    More about this item

    Keywords

    voting; higher education finance; income-contingent loans;
    All these keywords.

    JEL classification:

    • H52 - Public Economics - - National Government Expenditures and Related Policies - - - Government Expenditures and Education
    • I22 - Health, Education, and Welfare - - Education - - - Educational Finance; Financial Aid
    • D72 - Microeconomics - - Analysis of Collective Decision-Making - - - Political Processes: Rent-seeking, Lobbying, Elections, Legislatures, and Voting Behavior

    NEP fields

    This paper has been announced in the following NEP Reports:

    Statistics

    Access and download statistics

    Corrections

    All material on this site has been provided by the respective publishers and authors. You can help correct errors and omissions. When requesting a correction, please mention this item's handle: RePEc:auu:dpaper:671. See general information about how to correct material in RePEc.

    For technical questions regarding this item, or to correct its authors, title, abstract, bibliographic or download information, contact: . General contact details of provider: https://edirc.repec.org/data/cpanuau.html .

    If you have authored this item and are not yet registered with RePEc, we encourage you to do it here. This allows to link your profile to this item. It also allows you to accept potential citations to this item that we are uncertain about.

    If CitEc recognized a bibliographic reference but did not link an item in RePEc to it, you can help with this form .

    If you know of missing items citing this one, you can help us creating those links by adding the relevant references in the same way as above, for each refering item. If you are a registered author of this item, you may also want to check the "citations" tab in your RePEc Author Service profile, as there may be some citations waiting for confirmation.

    For technical questions regarding this item, or to correct its authors, title, abstract, bibliographic or download information, contact: (email available below). General contact details of provider: https://edirc.repec.org/data/cpanuau.html .

    Please note that corrections may take a couple of weeks to filter through the various RePEc services.

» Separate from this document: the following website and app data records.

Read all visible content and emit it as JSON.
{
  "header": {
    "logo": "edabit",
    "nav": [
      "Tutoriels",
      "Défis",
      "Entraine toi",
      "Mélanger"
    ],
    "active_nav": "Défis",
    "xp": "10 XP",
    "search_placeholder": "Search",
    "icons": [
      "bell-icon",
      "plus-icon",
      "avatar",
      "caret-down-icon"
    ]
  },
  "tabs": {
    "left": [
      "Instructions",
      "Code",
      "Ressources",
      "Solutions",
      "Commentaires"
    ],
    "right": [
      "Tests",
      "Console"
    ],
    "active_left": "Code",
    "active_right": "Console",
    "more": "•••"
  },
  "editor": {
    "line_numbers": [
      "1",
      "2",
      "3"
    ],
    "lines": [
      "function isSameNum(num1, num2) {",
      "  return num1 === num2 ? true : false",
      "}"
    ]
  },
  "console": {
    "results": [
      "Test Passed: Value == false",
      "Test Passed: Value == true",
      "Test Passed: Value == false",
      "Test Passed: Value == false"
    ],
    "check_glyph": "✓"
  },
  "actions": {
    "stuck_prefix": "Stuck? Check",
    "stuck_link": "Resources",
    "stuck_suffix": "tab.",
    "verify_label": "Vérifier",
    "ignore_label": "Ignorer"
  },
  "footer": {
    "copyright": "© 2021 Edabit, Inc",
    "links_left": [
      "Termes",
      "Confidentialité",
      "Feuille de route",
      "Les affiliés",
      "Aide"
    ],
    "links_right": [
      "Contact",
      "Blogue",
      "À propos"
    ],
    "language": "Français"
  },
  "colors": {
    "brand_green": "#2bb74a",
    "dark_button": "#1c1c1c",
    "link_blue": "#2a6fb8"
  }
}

    IDEAS is a RePEc service hosted by the Research Division of the Federal Reserve Bank of St. Louis . RePEc uses bibliographic data supplied by the respective publishers.